I loved that old tree and always take a photograph of it when we are down there; a kind of tradition.

Now, half the tree lying on the ground - only fit for firewood - such a shame - I felt really sad.

Spent the morning pruning the Amelanchier which had outgrown its space.  My neighbour came round with foxglove self-seeders which I planted beneath it now that there is some room.  I have finally come to the end of the garden restoration project -…

Down to Earth ...

A nothing much happened kind of week.  Mostly it rained and rained and rained.  The sun burst through for short periods then hid behind the clouds and it rained again.  The garden is flattened and battered and a soggy mess.  We have had the heating on it has been so chilly - even my pet sheep had their hats and scarves on.

On Monday electricians came and fitted an earthing device.  On Tuesday a different electrician came and earthed us (our earthing spike had deteriorated - whatever that is) - apparently new regs said it had to be done before the house could be signed off as completed.  The electrician also fitted the new ceiling lights to replace the water damaged ones.

And a new desk has been installed to replace the water damaged one.

Next week all the carpets are going to be fitted and voila - we're done.  Hurrah!

Meanwhile back at the ranch - every time the sun came out I rushed into the garden to take some pics of the least damaged flowers.

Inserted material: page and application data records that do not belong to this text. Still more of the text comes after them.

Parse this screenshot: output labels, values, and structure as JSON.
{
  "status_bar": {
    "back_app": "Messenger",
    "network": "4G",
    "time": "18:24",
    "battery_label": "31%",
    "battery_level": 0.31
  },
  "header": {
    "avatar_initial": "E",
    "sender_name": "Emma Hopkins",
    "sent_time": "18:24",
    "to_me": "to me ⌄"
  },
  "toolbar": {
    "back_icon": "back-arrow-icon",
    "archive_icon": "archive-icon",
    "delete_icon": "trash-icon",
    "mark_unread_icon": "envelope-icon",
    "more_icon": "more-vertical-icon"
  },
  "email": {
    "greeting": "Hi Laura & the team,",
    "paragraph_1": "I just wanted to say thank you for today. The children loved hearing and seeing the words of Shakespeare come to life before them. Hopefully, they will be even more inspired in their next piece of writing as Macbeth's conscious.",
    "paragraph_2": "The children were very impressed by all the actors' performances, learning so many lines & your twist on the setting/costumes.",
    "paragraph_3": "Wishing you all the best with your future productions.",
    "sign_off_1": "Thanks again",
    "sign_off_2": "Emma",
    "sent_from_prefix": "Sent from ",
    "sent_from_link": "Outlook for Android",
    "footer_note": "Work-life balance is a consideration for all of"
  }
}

The view from the kitchen window

the sweet calm sunshine of September ...

" It was a morning of ground mist, yellow sunshine, and high rifts of blue, white-cloud-dappled sky.  The leaves were still thick on the trees, but de-spangled gossamer threads hung on the bushes and the shrill little cries of unrest of the swallows skimming the green open spaces of the park told of  autumn and change." ~ Flora Thompson

September has been a very productive month for me. I have worked hard in the garden with a feeling of racing against time; although, in truth, there is plenty of time to do everything - I just wanted to get it done while the weather was good, so much more pleasant working outside when it is a little warmer, rather than having to wrap up in coats and boots to get it all done.  I have planted every last bulb that I possess; those I saved from last year; those I bought this year; every piece of ground and every container has been put to use - if I don't get a good display in spring then something has gone seriously wrong.

Gardening fo…